Extracted records
•••
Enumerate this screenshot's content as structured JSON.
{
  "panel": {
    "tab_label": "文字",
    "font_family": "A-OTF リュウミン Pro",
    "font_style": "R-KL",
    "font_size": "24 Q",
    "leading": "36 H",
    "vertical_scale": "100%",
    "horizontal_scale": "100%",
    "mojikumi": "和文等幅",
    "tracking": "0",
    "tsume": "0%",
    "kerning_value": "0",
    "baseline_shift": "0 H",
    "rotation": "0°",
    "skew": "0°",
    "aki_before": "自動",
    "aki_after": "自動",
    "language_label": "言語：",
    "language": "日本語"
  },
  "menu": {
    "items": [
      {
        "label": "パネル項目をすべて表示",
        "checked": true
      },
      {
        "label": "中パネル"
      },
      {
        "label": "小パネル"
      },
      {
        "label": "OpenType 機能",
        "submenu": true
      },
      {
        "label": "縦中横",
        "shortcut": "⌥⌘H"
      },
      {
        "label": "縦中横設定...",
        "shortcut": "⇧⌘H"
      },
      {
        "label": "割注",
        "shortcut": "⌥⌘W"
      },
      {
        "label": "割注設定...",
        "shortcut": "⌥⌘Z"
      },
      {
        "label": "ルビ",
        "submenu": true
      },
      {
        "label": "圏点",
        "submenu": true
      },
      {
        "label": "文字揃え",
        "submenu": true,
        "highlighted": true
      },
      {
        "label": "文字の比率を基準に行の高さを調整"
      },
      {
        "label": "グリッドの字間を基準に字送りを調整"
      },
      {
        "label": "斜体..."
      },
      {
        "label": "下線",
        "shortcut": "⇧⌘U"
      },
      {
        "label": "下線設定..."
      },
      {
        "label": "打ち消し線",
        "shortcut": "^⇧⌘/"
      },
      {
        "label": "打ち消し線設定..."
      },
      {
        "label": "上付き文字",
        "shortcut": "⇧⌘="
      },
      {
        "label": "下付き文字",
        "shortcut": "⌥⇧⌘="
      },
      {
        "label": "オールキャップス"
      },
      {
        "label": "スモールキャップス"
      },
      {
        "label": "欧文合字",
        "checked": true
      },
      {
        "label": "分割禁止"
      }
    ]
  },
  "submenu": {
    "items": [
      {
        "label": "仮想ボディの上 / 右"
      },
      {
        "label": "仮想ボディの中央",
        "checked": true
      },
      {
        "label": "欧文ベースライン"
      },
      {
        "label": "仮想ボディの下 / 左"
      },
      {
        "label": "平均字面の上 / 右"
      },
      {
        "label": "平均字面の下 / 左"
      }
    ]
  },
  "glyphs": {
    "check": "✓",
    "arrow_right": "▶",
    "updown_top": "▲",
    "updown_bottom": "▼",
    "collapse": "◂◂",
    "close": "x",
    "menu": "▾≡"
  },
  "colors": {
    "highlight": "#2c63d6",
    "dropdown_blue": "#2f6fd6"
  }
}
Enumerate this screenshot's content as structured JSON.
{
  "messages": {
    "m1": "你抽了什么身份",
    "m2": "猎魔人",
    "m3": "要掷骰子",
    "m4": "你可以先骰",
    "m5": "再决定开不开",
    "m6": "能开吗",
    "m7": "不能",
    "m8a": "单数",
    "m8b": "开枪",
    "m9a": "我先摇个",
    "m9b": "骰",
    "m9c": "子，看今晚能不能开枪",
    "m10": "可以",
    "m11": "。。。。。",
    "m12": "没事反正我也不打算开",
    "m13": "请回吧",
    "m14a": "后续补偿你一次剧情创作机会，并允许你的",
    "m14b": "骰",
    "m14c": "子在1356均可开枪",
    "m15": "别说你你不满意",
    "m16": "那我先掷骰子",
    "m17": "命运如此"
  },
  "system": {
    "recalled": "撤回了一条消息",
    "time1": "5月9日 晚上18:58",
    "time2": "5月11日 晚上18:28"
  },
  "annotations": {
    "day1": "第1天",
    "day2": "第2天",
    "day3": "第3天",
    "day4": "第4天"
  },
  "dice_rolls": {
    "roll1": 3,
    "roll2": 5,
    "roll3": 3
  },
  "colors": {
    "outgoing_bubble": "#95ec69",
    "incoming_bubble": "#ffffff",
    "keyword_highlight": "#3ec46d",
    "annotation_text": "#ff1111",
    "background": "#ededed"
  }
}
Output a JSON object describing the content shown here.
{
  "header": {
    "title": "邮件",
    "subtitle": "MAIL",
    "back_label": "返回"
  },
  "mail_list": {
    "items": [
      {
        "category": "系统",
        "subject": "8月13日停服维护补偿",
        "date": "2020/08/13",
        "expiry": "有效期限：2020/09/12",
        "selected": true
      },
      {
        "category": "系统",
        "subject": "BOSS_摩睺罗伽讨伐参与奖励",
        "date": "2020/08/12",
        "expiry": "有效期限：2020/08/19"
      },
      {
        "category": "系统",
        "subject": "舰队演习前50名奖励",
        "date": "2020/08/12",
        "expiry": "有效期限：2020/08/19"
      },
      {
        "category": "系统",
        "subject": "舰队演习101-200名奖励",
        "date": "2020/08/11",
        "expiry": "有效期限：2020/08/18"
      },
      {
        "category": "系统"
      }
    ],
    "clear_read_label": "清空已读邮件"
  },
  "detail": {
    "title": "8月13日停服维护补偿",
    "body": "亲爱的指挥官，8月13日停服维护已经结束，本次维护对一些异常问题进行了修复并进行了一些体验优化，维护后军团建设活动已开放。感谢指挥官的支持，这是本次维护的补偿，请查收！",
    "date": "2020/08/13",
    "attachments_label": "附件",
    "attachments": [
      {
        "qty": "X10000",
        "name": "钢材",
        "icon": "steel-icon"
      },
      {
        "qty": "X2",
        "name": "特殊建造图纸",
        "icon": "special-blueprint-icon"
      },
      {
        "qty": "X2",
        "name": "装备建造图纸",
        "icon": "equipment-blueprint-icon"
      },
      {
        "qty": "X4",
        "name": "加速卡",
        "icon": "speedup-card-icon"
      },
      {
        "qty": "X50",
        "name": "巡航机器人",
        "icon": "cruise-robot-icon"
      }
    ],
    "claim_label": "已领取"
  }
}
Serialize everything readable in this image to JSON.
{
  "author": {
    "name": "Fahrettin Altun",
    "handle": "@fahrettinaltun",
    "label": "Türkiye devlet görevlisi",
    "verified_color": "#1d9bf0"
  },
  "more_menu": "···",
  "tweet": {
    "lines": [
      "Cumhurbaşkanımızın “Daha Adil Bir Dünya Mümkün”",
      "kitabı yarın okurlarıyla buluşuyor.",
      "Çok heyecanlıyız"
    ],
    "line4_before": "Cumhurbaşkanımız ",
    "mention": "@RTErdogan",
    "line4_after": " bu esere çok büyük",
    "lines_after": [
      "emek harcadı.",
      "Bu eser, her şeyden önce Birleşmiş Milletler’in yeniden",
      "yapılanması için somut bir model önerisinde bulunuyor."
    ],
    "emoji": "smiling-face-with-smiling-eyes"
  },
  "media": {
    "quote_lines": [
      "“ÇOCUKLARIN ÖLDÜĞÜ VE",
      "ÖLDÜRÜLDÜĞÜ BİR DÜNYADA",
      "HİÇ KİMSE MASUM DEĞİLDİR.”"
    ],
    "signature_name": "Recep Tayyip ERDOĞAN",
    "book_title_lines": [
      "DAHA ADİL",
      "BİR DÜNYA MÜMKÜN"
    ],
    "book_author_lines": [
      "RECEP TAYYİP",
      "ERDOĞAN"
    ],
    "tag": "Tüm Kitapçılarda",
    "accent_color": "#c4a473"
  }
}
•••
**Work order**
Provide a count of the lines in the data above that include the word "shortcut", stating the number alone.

**Solution**
8